RECORDS TO USE: Begin

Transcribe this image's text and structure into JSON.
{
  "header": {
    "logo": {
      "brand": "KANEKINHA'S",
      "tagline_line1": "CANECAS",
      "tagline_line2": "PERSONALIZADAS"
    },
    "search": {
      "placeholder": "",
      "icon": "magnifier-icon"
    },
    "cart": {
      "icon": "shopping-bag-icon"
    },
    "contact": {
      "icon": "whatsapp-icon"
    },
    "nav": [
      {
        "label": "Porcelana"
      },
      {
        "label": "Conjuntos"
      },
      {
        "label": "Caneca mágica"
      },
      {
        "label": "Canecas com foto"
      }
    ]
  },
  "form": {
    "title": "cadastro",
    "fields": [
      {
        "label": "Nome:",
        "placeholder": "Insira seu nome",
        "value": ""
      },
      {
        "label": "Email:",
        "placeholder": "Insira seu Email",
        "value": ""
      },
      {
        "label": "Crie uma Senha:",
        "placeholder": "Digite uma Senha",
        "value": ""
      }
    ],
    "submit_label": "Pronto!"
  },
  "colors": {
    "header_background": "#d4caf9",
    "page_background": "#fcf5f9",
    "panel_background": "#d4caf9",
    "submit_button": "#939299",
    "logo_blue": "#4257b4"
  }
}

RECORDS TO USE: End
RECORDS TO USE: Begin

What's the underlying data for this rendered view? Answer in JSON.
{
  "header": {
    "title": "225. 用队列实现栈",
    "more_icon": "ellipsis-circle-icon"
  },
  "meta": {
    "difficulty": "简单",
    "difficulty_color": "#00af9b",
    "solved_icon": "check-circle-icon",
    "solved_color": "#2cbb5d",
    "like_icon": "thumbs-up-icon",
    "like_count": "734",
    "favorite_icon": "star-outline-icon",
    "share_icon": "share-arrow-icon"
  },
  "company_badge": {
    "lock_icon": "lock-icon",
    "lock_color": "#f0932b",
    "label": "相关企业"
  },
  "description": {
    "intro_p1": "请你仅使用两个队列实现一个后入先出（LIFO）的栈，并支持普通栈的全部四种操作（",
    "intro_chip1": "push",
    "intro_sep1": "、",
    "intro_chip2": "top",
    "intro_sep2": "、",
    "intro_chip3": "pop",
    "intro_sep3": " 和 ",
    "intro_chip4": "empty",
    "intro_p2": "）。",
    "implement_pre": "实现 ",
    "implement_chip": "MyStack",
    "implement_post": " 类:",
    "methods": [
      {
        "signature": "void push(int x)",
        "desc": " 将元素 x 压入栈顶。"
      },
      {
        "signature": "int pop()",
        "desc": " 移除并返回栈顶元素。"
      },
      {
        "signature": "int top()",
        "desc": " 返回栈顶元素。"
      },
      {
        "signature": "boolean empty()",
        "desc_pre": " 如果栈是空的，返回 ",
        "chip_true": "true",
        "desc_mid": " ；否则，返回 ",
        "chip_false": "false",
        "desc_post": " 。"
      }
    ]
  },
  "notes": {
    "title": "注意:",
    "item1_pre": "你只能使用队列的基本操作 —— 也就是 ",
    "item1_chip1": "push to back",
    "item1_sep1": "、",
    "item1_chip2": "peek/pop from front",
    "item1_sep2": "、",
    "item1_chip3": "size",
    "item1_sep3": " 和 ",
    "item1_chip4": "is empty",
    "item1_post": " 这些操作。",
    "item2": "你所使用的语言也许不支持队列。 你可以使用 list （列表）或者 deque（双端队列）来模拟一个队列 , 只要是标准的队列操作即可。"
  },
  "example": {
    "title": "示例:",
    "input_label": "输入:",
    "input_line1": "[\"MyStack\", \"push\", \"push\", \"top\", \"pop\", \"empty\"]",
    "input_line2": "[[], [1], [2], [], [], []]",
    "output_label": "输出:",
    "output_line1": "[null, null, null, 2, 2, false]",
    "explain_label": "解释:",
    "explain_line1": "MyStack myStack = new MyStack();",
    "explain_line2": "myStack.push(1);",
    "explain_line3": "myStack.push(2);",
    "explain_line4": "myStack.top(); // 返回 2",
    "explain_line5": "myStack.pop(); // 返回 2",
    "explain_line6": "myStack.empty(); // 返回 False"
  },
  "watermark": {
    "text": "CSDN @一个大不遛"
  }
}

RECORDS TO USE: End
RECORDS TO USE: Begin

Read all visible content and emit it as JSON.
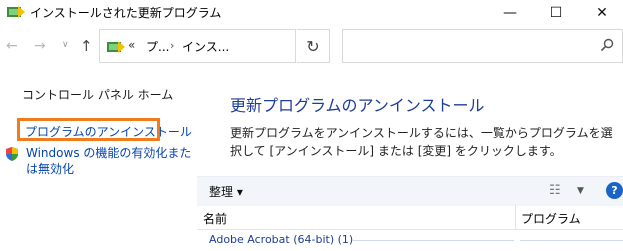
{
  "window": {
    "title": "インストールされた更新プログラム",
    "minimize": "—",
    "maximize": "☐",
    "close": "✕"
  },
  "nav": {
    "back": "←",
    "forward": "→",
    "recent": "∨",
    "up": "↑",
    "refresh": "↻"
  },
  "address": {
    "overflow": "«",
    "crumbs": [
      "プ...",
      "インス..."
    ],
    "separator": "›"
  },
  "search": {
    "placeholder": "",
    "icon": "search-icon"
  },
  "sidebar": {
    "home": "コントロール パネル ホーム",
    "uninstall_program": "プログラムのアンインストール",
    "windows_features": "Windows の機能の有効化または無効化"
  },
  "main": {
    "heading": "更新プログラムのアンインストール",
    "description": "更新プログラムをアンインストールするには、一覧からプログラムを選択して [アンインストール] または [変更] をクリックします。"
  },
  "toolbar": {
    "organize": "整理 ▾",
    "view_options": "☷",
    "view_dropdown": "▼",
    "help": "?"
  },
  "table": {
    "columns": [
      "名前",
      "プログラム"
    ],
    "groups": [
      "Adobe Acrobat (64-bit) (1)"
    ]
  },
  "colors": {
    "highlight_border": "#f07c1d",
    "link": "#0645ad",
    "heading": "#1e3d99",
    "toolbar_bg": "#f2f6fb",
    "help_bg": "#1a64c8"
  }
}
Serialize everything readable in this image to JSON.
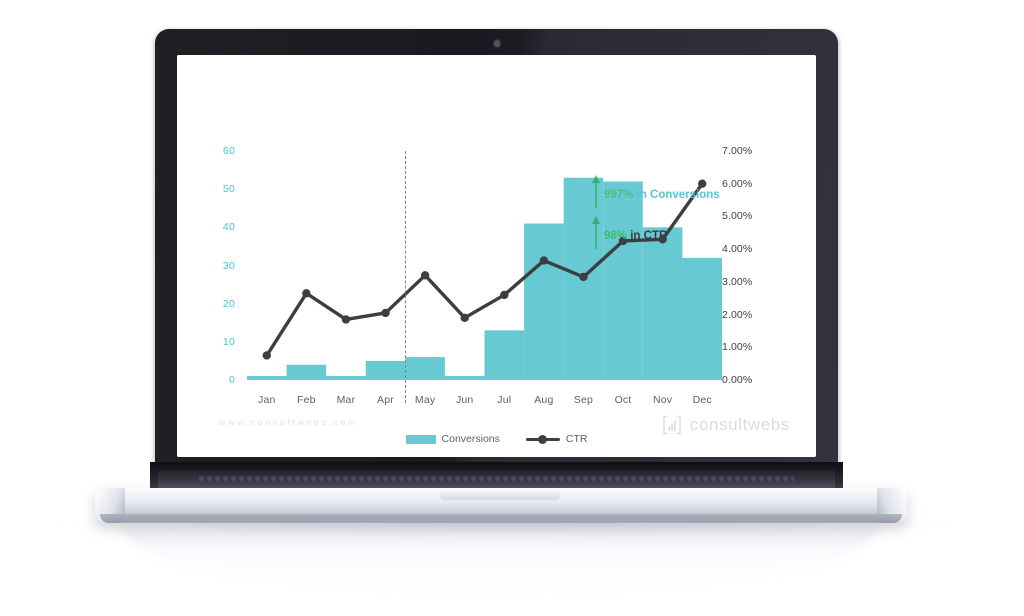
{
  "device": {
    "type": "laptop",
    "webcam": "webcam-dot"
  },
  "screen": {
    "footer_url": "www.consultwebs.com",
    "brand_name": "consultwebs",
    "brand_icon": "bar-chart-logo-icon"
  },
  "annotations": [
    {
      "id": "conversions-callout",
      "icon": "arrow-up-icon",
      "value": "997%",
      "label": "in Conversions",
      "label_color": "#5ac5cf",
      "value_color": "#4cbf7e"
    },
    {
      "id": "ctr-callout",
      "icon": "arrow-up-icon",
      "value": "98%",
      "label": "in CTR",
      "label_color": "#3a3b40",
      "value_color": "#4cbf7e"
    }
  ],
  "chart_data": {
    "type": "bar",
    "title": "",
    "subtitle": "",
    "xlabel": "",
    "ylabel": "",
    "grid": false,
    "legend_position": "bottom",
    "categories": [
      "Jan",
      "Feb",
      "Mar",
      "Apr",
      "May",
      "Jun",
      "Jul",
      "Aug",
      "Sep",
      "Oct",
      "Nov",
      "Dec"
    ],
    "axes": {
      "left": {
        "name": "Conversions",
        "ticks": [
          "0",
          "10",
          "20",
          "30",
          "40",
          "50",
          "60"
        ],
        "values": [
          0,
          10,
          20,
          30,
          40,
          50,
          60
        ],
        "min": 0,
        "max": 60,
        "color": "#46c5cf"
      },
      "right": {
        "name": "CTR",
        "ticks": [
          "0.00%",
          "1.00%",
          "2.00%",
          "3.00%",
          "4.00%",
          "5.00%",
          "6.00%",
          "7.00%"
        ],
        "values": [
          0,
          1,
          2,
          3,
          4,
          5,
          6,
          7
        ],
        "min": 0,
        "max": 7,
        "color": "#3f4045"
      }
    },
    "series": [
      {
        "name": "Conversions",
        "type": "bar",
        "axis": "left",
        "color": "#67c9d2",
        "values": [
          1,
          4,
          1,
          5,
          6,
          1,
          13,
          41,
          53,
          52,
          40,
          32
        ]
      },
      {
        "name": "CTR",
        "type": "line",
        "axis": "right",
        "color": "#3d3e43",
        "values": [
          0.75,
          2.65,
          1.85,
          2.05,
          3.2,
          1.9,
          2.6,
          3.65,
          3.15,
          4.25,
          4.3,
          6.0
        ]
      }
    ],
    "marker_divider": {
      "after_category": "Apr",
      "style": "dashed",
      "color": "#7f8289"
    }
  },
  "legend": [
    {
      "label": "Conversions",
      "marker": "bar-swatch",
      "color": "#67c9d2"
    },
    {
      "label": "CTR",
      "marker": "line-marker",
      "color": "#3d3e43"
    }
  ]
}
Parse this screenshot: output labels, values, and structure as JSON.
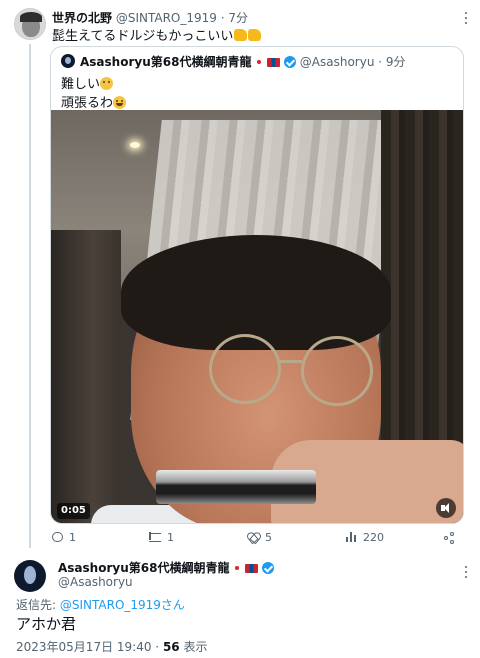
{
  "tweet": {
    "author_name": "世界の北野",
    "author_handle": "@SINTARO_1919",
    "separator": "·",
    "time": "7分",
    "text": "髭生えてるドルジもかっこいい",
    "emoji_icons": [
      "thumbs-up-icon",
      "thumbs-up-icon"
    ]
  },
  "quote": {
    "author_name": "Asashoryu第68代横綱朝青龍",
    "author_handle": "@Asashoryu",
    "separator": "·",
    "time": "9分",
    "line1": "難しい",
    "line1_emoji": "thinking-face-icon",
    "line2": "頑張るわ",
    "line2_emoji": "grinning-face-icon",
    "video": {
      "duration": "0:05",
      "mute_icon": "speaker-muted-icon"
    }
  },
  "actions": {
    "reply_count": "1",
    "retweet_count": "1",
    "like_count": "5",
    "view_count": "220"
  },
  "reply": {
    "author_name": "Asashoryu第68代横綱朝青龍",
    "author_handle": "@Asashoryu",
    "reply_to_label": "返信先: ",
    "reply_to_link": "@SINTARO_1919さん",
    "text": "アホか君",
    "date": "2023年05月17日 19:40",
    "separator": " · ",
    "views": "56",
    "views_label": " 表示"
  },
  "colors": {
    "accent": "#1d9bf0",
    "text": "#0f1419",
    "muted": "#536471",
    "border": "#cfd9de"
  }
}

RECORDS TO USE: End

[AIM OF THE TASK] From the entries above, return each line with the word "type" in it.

[RESULT]
    "type": "laptop",
    "type": "bar",
        "type": "bar",
        "type": "line",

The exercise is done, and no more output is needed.